— PROBLEM —
Which lines in the entries below contain the string "selected"? Show each of them in full.

* * * * * * * * *

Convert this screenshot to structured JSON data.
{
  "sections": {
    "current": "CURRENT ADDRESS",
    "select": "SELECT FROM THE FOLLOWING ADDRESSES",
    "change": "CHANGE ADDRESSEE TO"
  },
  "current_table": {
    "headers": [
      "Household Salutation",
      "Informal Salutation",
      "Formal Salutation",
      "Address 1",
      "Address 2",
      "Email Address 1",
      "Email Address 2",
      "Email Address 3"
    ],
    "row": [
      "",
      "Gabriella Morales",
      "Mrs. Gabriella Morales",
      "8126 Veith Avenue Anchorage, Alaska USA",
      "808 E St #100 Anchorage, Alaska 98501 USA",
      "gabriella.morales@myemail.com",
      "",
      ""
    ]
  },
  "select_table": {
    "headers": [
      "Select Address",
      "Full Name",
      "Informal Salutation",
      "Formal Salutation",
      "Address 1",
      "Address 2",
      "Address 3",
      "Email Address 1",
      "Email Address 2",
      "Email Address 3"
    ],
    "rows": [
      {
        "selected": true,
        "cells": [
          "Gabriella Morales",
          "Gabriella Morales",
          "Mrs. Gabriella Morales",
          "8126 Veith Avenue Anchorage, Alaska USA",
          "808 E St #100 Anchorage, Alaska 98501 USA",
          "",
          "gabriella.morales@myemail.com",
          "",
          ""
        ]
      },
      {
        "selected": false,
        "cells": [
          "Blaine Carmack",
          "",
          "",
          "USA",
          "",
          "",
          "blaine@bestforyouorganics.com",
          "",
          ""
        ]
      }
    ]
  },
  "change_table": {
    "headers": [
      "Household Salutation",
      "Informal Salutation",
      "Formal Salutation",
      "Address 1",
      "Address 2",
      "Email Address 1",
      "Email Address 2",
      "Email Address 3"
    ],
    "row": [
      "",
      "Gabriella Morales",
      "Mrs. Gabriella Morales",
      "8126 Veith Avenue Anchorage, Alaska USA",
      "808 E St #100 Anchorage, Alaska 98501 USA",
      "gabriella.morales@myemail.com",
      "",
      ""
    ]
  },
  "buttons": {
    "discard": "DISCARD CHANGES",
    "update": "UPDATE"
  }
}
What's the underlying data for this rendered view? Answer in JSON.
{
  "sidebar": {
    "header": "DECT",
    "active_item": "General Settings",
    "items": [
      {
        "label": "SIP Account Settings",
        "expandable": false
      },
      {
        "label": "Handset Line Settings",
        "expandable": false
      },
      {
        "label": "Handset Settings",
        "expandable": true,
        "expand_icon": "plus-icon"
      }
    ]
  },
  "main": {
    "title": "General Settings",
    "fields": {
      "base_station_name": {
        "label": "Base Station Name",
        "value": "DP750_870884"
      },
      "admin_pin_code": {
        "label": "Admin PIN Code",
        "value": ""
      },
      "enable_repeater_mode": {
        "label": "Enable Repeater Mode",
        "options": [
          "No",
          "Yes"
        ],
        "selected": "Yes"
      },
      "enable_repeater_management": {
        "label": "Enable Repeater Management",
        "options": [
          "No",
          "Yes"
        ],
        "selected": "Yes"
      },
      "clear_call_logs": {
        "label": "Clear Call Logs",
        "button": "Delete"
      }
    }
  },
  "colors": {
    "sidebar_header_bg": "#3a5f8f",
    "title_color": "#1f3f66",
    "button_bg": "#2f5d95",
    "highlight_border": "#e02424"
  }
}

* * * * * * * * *

— RESPONSE FOR THIS EXERCISE —
        "selected": true,
        "selected": false,
        "selected": "Yes"
        "selected": "Yes"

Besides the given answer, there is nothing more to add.